Negotiating commercial leases can involve a significant amount of crystal ball gazing – particularly when some leases can last decades. As recent times have shown, the landscape at the start of a lease can be miles away from the situation at the end of the lease. One area where the shifting sands can bite for long-term leases are the rent figures. Without appropriate rent review clauses to adjust the rent, any landlord could find themselves with a vastly undervalued rental as the lease progresses.
Types of rent review
Not all rent review clauses are alike. There are various methods of calculating changes to rent, these include:
The current combination of increasing living costs, rising house prices and low interest rates has seen more than property-seekers signing up to home loans. On the other side of the coin, some older homeowners are seeking ‘reverse mortgages’ from their lenders in order to release the growing equity in their property.
What is a reverse mortgage?
A reverse mortgage is a lending structure that allows you to access the equity you have accumulated in your home or other property. With a reverse mortgage, you borrow money from a lender using your existing home as security in order to, for example, supplement your living costs or complete renovations rather than for the purpose of acquiring a new property.
There are potential insurance risks for properties that have shared areas, for example multi-storey town houses, semi-detached homes which share a party wall, and cross lease properties which have carports, the Insurance Council of New Zealand has warned.
If your property does not have a body corporate that manages insurance cover for the whole property, and if you and your neighbours have different insurance providers, you may find that any shared property such as carports, party walls and roofs will not be covered by your insurance.
Should be reimbursed, but no need for extravagance
When trustees incur expenses, they are not expected to be out of pocket in carrying out their responsibilities.
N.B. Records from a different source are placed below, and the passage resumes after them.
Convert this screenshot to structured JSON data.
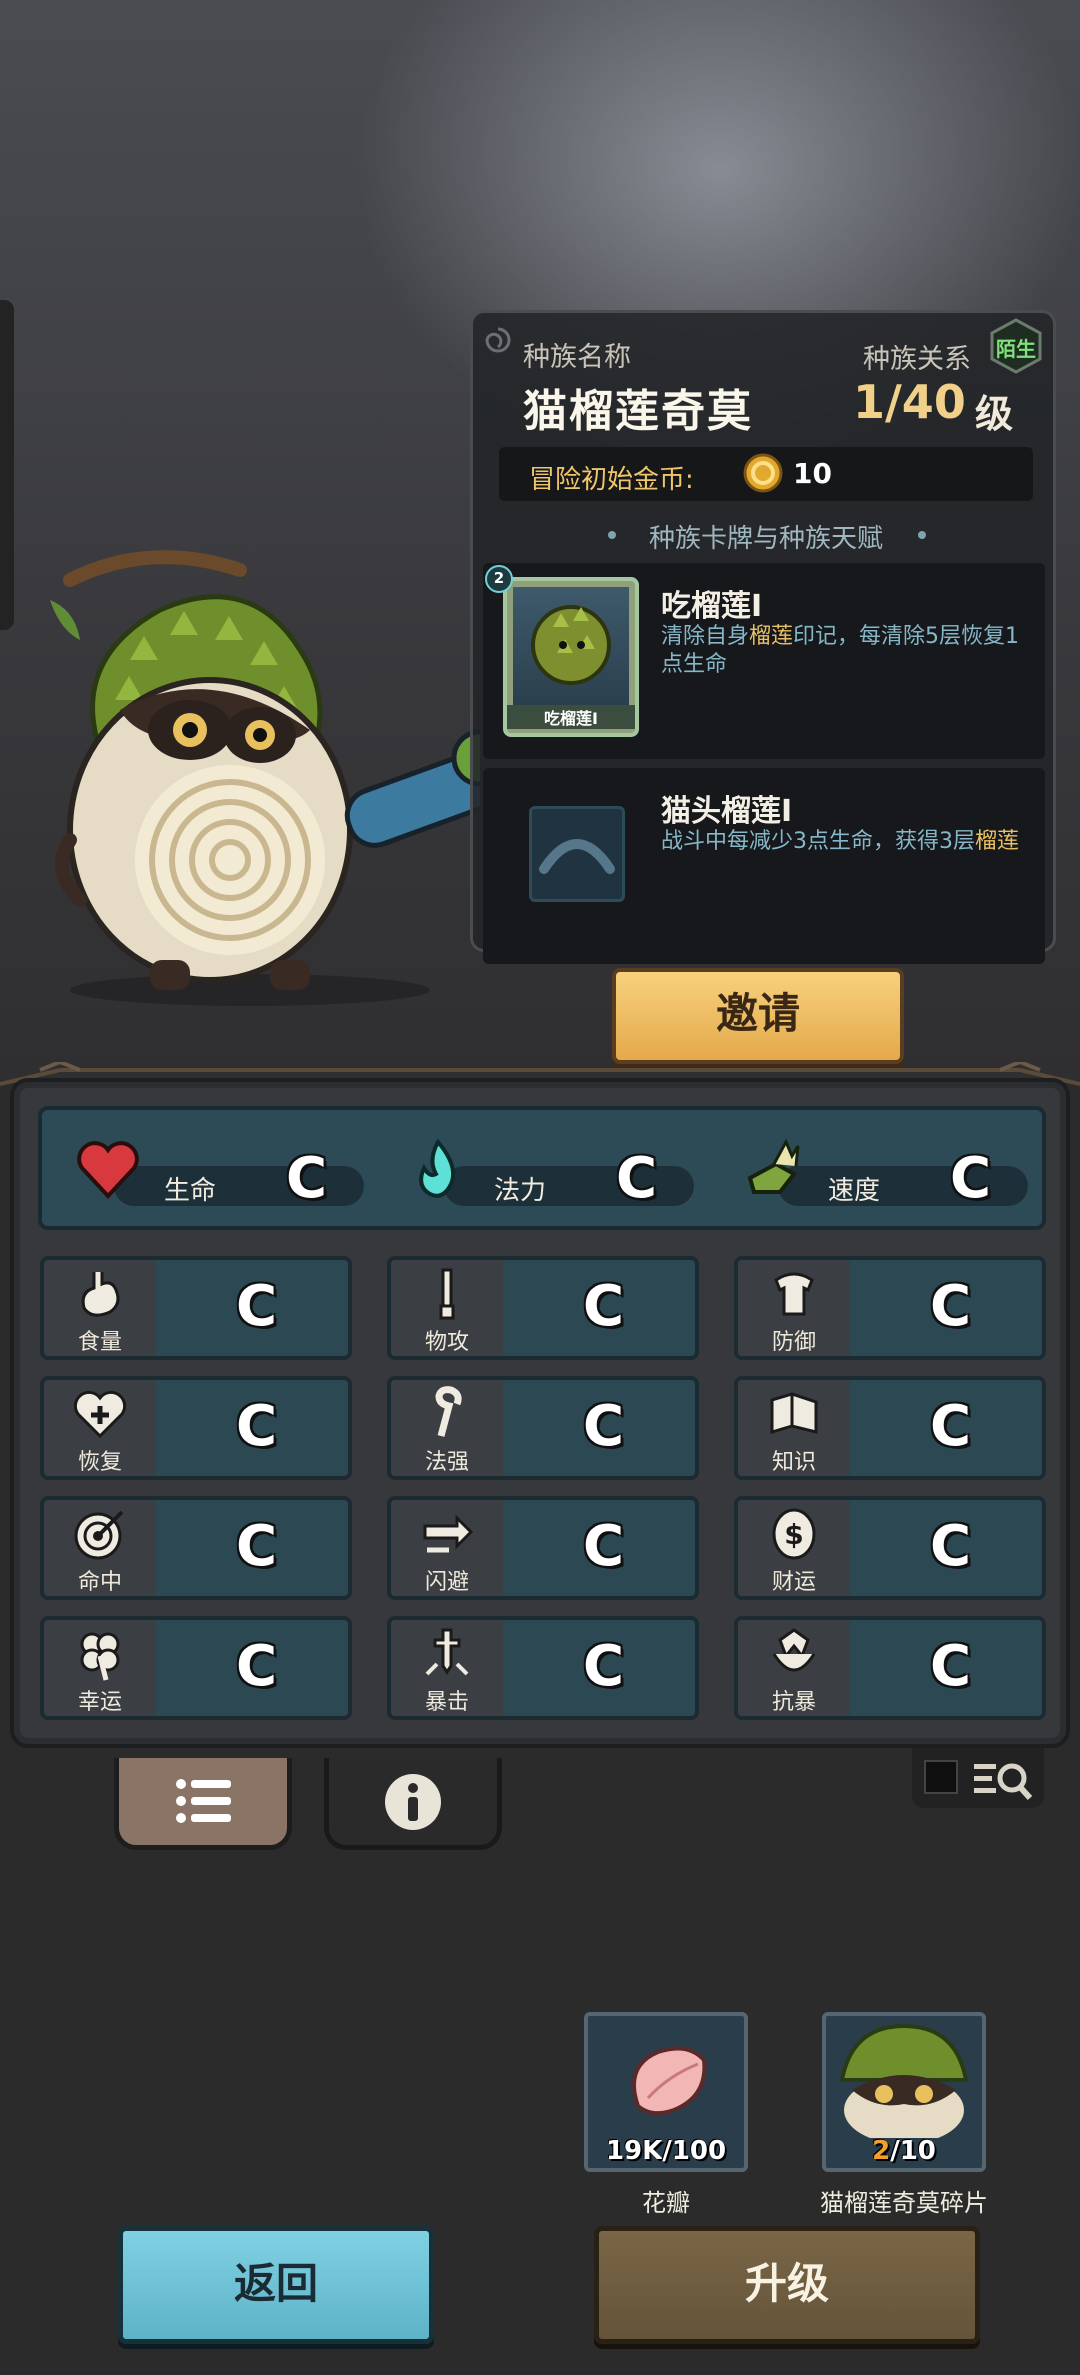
{
  "race_panel": {
    "name_label": "种族名称",
    "name": "猫榴莲奇莫",
    "relation_label": "种族关系",
    "relation_badge": "陌生",
    "level": "1/40",
    "level_unit": "级",
    "gold_label": "冒险初始金币:",
    "gold_value": "10",
    "section_title": "种族卡牌与种族天赋"
  },
  "race_card": {
    "title": "吃榴莲Ⅰ",
    "desc_before": "清除自身",
    "desc_highlight": "榴莲",
    "desc_after": "印记，每清除5层恢复1点生命",
    "thumb_label": "吃榴莲Ⅰ",
    "cost": "2"
  },
  "race_talent": {
    "title": "猫头榴莲Ⅰ",
    "desc_before": "战斗中每减少3点生命，获得3层",
    "desc_highlight": "榴莲"
  },
  "invite_label": "邀请",
  "top_stats": [
    {
      "label": "生命",
      "grade": "C",
      "icon": "heart-icon"
    },
    {
      "label": "法力",
      "grade": "C",
      "icon": "flame-icon"
    },
    {
      "label": "速度",
      "grade": "C",
      "icon": "winged-boot-icon"
    }
  ],
  "stats": [
    {
      "label": "食量",
      "grade": "C",
      "icon": "stomach-icon"
    },
    {
      "label": "物攻",
      "grade": "C",
      "icon": "sword-icon"
    },
    {
      "label": "防御",
      "grade": "C",
      "icon": "armor-icon"
    },
    {
      "label": "恢复",
      "grade": "C",
      "icon": "heart-plus-icon"
    },
    {
      "label": "法强",
      "grade": "C",
      "icon": "staff-icon"
    },
    {
      "label": "知识",
      "grade": "C",
      "icon": "book-icon"
    },
    {
      "label": "命中",
      "grade": "C",
      "icon": "target-icon"
    },
    {
      "label": "闪避",
      "grade": "C",
      "icon": "dodge-arrow-icon"
    },
    {
      "label": "财运",
      "grade": "C",
      "icon": "coin-icon"
    },
    {
      "label": "幸运",
      "grade": "C",
      "icon": "clover-icon"
    },
    {
      "label": "暴击",
      "grade": "C",
      "icon": "crit-dagger-icon"
    },
    {
      "label": "抗暴",
      "grade": "C",
      "icon": "shield-crest-icon"
    }
  ],
  "resources": [
    {
      "name": "花瓣",
      "current": "19K",
      "required": "/100"
    },
    {
      "name": "猫榴莲奇莫碎片",
      "current": "2",
      "required": "/10"
    }
  ],
  "back_label": "返回",
  "upgrade_label": "升级",
  "colors": {
    "gold": "#f1d08a",
    "highlight": "#e9c063",
    "desc": "#86b7c9",
    "relation": "#7fe27a"
  }
}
Trustees are entitled to use trust money or to get a refund from the trust fund if they incur expenses in carrying out their duties. Trustees’ expenses, however, must be fair and reasonable. A recent case shows why it is also important to be sure that you can trust your trustee not to take advantage of the right to claim expenses.
Carrying out a trustee’s obligations and responsibilities can take up much time and some expenses can be incurred in doing this. Trustees are not usually entitled to charge a fee for their time, unless the trust deed or will allows them to do this. The trustees are, however, at least entitled to have their expenses met from the trust fund, provided the expenses are fair and reasonable. If the trustee has to pay for anything personally, the trustee is entitled to be reimbursed.
The Trusts Act 2019 came into force on 30 January 2021. One major topic of discussion arising from the new Act has been the provisions governing disclosure of trust information to beneficiaries.
The purpose of the new disclosure provisions is to ensure that beneficiaries have sufficient information to enable the terms of the trust and the trustees’ duties to be enforced against the trustees. Historically, in some trusts, disclosure of information has been very limited, and beneficiaries often do not find out they are beneficiaries, or that they are entitled to trust information, for many years. This makes it difficult for beneficiaries to know who to contact, or what kind of information to request, to ensure the trustees are doing their job properly.
The Covid pandemic has paved the way for innovation, and many New Zealanders spent 2020 investing time and money into their new or existing businesses.
When raising capital to grow their business, however, many business owners find themselves limited by the size of their wallet. While interest rates are currently at an all-time low, trading banks’ lending terms are arguably the strictest in recent memory.
New Zealand laws have finally caught up with vaping (also called e-cigarettes) that have, for some time, enjoyed freedom from the country’s strict tobacco regulation.
Since 11 November 2020, however, all vaping products and behaviours must now be treated the same as for tobacco products and smokers. All businesses and employers should be aware of the changes to SmokeFree legislation; for retailers of any vaping-related products these changes are especially important.
Covid relief key expiry dates for businesses in 2021
In 2020, the government introduced a raft of legislation to provide temporary relief for businesses struggling to navigate the effects of the Covid pandemic. Some relief measures, such as the safe harbour for company directors, have already expired, while others will expire this year unless they are renewed. The key expiry dates for 2021 that you should be aware of are:
26 March: Landlords and tenants of commercial premises who could not agree on rental arrangements during the 2020 lockdown period have until this date to access the government’s subsidised arbitration or mediation service to resolve the dispute.
31 March: Measures allowing companies, incorporated societies and other entities to hold meetings online and make temporary exceptions to their rules.
15 May: Provisions allowing for electronic signatures when signing security agreements that contain powers of attorney.
22 September: The requirement for landlords to give 30 working days’ notice instead of 10 working days’ notice to end a commercial lease where the tenant fails to pay rent.
31 October: The cut-off date for businesses to enter into the government’s business debt hibernation scheme has been extended until 31 October 2021.
The scheme allows businesses to have a month of protection from most creditors enforcing their debts, and a further six months’ protection if their creditors agree.
With the current low interest rate regime looking set to continue for some time, investors are increasingly looking at ways to generate a reasonable income either for their retirement or for other forms of saving.
Recently, commercial property syndicates have come back into fashion. Their popularity is based on the return that they are able to provide to investors, notwithstanding the risks inherent in that sort of investment.